▶ _EXERCISE DATA_
+--

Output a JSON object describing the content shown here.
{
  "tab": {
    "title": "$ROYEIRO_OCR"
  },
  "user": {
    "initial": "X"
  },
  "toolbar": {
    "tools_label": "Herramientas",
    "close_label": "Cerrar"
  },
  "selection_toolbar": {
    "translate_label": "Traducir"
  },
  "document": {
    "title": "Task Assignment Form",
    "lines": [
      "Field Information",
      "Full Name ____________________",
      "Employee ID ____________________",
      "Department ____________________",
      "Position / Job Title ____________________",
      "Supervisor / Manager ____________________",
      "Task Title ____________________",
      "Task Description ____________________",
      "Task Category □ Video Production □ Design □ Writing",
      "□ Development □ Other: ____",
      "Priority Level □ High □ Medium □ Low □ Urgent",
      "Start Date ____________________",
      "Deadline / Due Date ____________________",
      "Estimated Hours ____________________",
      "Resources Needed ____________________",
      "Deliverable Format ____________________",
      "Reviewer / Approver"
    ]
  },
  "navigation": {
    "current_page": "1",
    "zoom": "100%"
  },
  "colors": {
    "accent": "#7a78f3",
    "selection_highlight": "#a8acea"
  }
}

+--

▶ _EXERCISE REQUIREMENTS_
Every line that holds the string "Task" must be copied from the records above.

▶ _EXERCISE RESULT_
    "title": "Task Assignment Form",
      "Task Title ____________________",
      "Task Description ____________________",
      "Task Category □ Video Production □ Design □ Writing",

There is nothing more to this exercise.